"I would say it's the best birthday ever," Greenwood said. "At the end of the day, we won the game, 1-0. I think that's kind of special. It was a bullpen day; hats off to everyone in the bullpen there. I think that's a credit to how deep our staff is there. I think we're going in the right direction going into the playoffs."

He was the first of five pitchers the Cardinals would use to navigate through nine innings. Greenwood covered three scoreless innings, allowing one hit. Justin Masterson, in his first appearance since Sept. 9, retired six of the seven batters he faced. Kevin Siegrist, Marco Gonzales and Carlos Martinez held the shutout, which, as the 23rd of the season, marked the franchise's most since 1968

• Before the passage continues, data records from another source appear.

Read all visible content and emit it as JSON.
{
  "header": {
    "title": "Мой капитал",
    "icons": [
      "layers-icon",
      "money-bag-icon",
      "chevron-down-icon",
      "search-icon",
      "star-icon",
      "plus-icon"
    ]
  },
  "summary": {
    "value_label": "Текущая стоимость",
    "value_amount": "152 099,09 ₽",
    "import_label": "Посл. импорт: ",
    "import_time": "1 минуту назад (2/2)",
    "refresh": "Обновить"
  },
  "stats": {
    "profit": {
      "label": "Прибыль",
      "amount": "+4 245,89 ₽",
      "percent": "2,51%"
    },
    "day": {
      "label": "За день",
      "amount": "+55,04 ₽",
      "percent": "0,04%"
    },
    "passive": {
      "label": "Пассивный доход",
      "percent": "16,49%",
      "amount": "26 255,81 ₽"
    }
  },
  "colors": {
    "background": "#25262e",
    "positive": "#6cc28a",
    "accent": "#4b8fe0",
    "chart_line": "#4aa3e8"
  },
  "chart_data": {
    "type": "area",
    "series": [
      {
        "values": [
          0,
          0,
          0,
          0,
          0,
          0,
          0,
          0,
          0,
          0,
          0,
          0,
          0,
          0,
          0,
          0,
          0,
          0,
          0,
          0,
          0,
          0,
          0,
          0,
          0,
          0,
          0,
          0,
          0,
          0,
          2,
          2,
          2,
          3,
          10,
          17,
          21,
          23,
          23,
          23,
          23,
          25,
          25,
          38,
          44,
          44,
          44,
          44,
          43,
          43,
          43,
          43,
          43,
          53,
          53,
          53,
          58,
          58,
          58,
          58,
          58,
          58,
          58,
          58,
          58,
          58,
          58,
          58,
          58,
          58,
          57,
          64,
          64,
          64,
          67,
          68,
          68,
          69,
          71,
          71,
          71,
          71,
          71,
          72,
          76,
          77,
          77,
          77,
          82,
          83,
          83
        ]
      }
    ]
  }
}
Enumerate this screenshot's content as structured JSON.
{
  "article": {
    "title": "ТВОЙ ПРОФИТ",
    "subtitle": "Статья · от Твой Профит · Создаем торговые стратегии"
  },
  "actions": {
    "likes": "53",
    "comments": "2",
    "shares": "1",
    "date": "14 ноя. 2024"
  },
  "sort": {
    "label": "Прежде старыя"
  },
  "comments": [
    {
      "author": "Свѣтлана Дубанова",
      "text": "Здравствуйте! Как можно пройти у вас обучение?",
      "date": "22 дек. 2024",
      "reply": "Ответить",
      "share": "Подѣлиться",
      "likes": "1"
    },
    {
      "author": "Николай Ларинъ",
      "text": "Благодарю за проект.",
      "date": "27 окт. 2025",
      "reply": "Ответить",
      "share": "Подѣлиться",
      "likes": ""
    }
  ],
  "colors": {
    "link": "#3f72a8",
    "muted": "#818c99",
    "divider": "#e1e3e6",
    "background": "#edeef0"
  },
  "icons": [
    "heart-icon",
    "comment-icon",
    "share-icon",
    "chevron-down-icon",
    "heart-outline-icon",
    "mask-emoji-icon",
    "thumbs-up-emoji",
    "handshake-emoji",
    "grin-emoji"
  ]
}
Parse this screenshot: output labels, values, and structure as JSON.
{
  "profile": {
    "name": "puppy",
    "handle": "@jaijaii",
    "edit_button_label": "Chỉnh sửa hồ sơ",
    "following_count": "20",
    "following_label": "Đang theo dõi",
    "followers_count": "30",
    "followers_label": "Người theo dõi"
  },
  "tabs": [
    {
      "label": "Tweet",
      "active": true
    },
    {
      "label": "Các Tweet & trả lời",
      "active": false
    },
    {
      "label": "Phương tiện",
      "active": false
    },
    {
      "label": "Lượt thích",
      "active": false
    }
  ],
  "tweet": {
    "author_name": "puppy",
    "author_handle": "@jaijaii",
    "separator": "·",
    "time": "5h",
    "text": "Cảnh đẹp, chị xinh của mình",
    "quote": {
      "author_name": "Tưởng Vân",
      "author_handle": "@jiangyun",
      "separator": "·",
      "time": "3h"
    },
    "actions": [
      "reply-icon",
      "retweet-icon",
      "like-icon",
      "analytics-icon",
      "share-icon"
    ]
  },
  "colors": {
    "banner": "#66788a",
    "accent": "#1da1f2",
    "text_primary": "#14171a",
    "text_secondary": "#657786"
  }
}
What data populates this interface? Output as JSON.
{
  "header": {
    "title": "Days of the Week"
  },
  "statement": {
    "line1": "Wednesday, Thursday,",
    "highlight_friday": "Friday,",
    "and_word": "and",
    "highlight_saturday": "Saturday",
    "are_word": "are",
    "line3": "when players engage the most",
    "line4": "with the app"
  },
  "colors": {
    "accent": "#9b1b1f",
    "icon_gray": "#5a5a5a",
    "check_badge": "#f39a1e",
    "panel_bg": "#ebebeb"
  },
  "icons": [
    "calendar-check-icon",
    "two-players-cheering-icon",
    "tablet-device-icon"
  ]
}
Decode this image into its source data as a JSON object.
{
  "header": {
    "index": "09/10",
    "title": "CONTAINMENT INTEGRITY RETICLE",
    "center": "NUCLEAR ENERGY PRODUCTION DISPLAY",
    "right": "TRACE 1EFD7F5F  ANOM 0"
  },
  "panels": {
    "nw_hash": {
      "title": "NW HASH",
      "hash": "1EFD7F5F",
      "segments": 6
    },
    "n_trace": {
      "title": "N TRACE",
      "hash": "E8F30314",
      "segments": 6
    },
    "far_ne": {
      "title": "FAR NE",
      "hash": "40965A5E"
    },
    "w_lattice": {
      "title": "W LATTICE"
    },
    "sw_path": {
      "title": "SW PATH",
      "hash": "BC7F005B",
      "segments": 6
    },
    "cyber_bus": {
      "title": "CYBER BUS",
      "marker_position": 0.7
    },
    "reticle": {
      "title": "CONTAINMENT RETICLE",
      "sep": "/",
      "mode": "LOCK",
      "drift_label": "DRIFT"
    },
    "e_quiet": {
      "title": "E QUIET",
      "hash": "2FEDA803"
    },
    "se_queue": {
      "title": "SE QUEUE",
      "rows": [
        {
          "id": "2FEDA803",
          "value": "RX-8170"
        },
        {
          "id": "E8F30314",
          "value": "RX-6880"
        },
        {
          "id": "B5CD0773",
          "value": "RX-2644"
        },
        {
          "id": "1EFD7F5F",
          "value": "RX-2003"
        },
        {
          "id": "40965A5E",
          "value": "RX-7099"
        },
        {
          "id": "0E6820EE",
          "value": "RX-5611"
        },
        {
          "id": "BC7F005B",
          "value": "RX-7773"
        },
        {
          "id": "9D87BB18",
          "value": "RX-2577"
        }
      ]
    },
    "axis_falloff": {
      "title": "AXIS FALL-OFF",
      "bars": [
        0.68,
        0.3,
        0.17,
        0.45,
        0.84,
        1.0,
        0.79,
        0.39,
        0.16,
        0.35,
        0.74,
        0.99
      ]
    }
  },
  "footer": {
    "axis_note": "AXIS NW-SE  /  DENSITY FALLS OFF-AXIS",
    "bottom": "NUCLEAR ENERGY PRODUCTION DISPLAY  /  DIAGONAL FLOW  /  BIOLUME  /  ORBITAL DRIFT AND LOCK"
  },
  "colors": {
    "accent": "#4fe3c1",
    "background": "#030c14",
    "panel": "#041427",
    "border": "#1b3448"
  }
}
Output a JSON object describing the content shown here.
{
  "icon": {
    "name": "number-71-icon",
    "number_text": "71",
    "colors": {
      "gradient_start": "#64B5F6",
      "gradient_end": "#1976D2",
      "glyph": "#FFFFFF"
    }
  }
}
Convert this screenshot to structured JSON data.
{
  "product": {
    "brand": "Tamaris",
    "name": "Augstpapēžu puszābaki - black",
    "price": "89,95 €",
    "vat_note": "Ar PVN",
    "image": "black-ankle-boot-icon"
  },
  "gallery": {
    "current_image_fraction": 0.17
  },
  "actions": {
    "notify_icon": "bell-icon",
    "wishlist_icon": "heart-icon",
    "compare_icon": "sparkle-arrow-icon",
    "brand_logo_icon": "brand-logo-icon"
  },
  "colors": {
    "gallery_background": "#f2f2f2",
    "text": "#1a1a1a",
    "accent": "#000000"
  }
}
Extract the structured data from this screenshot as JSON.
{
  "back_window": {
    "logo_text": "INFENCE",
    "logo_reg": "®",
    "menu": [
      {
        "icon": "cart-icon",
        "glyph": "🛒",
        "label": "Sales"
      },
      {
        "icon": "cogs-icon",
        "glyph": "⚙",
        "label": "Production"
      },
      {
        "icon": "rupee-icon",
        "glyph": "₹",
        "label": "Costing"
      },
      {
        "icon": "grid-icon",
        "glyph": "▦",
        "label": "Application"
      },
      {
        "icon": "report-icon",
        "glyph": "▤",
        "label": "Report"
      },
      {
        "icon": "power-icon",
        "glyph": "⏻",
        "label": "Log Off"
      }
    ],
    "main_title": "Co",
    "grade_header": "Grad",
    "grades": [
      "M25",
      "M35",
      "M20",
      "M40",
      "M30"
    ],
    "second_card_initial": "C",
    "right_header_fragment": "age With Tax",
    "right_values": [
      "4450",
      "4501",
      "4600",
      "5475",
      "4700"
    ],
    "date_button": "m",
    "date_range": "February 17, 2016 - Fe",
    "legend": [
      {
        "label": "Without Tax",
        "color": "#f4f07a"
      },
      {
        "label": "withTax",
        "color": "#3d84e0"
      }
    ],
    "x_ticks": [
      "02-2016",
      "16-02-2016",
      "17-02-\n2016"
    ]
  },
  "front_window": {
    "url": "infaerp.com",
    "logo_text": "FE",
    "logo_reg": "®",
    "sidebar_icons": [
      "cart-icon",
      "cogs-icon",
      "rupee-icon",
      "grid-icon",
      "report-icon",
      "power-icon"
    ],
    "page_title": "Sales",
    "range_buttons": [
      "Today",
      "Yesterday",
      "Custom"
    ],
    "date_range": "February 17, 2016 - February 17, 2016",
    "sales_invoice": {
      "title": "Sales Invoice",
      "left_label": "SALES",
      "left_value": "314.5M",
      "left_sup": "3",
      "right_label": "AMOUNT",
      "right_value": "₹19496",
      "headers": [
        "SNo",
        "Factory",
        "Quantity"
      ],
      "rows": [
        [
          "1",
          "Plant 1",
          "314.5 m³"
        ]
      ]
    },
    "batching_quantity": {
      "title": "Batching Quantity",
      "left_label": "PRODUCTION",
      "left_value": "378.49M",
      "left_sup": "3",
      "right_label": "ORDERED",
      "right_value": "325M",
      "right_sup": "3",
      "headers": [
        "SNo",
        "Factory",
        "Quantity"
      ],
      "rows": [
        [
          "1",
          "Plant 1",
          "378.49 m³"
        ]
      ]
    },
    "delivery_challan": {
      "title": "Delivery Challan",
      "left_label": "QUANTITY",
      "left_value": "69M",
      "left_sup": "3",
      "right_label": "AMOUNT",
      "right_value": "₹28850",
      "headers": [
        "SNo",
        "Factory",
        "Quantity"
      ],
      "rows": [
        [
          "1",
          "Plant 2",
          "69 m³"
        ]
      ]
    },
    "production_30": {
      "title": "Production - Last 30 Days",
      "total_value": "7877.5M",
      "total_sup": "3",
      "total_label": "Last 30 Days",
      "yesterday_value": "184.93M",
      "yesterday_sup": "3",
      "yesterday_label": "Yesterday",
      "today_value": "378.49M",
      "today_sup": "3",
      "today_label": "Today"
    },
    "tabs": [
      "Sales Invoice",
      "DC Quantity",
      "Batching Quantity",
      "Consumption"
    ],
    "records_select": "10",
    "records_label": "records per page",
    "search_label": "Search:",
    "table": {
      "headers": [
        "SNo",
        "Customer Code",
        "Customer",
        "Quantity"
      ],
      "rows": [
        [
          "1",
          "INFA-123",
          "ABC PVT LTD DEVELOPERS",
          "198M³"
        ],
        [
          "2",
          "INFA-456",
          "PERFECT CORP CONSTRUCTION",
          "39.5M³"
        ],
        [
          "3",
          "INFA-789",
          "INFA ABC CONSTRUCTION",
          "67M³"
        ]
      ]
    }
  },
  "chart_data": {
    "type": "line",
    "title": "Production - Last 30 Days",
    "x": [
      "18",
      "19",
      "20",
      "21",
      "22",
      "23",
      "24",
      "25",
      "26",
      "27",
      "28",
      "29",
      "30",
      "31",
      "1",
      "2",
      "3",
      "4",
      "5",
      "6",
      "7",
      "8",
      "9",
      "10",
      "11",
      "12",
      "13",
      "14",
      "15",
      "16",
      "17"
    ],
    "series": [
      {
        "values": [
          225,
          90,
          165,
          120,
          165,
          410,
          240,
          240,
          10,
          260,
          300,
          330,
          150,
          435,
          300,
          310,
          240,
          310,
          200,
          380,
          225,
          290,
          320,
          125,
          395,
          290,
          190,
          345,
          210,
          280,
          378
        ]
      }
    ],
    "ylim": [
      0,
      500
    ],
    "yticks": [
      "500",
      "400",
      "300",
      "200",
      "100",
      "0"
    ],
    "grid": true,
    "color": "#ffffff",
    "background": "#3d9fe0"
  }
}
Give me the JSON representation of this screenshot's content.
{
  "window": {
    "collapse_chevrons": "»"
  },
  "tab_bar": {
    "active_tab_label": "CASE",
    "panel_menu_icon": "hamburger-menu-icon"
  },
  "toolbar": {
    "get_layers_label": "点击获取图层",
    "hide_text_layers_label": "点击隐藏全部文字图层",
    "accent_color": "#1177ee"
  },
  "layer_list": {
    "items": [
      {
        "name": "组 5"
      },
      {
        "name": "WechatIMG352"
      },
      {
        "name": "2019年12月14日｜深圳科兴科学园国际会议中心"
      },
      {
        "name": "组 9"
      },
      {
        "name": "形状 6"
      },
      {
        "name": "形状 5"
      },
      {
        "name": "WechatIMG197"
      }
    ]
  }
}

It was also the first time since '68 -- a season since titled as the Year of the Pitcher -- that more than 25 percent of the Cardinals' wins were shutout ones.

"We've had our hiccups, but I think if you look at our pitching this year, it's been very, very good," Wainwright said. "I think the most special thing is to know that so many people had a key part in this."

Fitting it was, too, that the Cardinals ended this offensively challenged season with minimum run support and a one-run win. Both have come to define this team, which has been anchored by its pitching from start to finish. It was the Cardinals' 32nd (third-most in the Majors) one-run win in a season where they played 55 one-run games, the most in any year since 1998.

Yet it was the team's ability to win so many tight games that explains how it achieved a 90-win season with a run differential of only plus-16. The Cardinals' 619 runs scored this season are the fewest among the 10 teams that qualified for the postseason.

"I think the pitching has really come through and in the tough times kept us in games," principal owner Bill DeWitt Jr. said. "But at the end of the day, we scored enough runs to win 90 games, which is a nice accomplishment."

The Cardinals manufactured their lone run off Josh Collmenter on Sunday after Pete Kozma, one of those late lineup additions, opened the sixth with a double. He moved to third on a groundout and home on another, giving Kolten Wong an RBI in his second start as a leadoff hitter.

St. Louis, with 90 victories for the eighth time in the last 15 years, became just the third NL team to reach that benchmark this year. The other two were also division champs, Washington and Los Angeles. It took a 19-9 finish to the regular season for the Cardinals to leapfrog the Brewers and stave off the Pirates.

"We know that Pittsburgh had a good run, but we had a better run," Yadier Molina said. "We played better baseball than them, so right now we enjoy and we'll see what happens."

Jenifer Langosch is a reporter for MLB.com. Read her blog, By Gosh, It's Langosch, and follow her on Twitter @LangoschMLB. This story was not subject to the approval of Major League Baseball or its clubs.